> ENTRIES SHOWN
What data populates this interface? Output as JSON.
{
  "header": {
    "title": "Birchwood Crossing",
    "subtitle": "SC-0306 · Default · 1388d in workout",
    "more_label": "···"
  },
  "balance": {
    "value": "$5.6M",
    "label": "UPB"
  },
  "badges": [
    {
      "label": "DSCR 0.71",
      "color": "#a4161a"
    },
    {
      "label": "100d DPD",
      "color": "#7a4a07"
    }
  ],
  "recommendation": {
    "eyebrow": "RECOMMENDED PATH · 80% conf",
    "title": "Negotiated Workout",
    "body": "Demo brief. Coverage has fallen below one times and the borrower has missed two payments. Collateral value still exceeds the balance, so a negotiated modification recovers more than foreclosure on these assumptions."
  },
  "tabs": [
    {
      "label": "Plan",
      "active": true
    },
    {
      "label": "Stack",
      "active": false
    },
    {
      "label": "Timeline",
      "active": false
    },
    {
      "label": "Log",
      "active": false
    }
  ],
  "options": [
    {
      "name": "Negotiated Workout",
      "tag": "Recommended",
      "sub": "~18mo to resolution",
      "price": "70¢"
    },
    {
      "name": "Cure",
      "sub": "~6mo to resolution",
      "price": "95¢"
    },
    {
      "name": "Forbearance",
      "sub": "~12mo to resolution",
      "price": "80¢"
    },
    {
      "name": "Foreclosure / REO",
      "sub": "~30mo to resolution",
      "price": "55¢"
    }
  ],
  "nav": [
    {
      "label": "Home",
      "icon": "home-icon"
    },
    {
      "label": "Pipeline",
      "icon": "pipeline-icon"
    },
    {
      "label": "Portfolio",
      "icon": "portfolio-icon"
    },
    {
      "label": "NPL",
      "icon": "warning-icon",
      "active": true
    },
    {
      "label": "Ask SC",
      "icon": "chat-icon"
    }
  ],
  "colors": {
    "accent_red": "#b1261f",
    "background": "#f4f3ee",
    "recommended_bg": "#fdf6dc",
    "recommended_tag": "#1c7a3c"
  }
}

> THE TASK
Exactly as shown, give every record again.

> ANSWER TO THIS PROBLEM
What data populates this interface? Output as JSON.
{
  "header": {
    "title": "Birchwood Crossing",
    "subtitle": "SC-0306 · Default · 1388d in workout",
    "more_label": "···"
  },
  "balance": {
    "value": "$5.6M",
    "label": "UPB"
  },
  "badges": [
    {
      "label": "DSCR 0.71",
      "color": "#a4161a"
    },
    {
      "label": "100d DPD",
      "color": "#7a4a07"
    }
  ],
  "recommendation": {
    "eyebrow": "RECOMMENDED PATH · 80% conf",
    "title": "Negotiated Workout",
    "body": "Demo brief. Coverage has fallen below one times and the borrower has missed two payments. Collateral value still exceeds the balance, so a negotiated modification recovers more than foreclosure on these assumptions."
  },
  "tabs": [
    {
      "label": "Plan",
      "active": true
    },
    {
      "label": "Stack",
      "active": false
    },
    {
      "label": "Timeline",
      "active": false
    },
    {
      "label": "Log",
      "active": false
    }
  ],
  "options": [
    {
      "name": "Negotiated Workout",
      "tag": "Recommended",
      "sub": "~18mo to resolution",
      "price": "70¢"
    },
    {
      "name": "Cure",
      "sub": "~6mo to resolution",
      "price": "95¢"
    },
    {
      "name": "Forbearance",
      "sub": "~12mo to resolution",
      "price": "80¢"
    },
    {
      "name": "Foreclosure / REO",
      "sub": "~30mo to resolution",
      "price": "55¢"
    }
  ],
  "nav": [
    {
      "label": "Home",
      "icon": "home-icon"
    },
    {
      "label": "Pipeline",
      "icon": "pipeline-icon"
    },
    {
      "label": "Portfolio",
      "icon": "portfolio-icon"
    },
    {
      "label": "NPL",
      "icon": "warning-icon",
      "active": true
    },
    {
      "label": "Ask SC",
      "icon": "chat-icon"
    }
  ],
  "colors": {
    "accent_red": "#b1261f",
    "background": "#f4f3ee",
    "recommended_bg": "#fdf6dc",
    "recommended_tag": "#1c7a3c"
  }
}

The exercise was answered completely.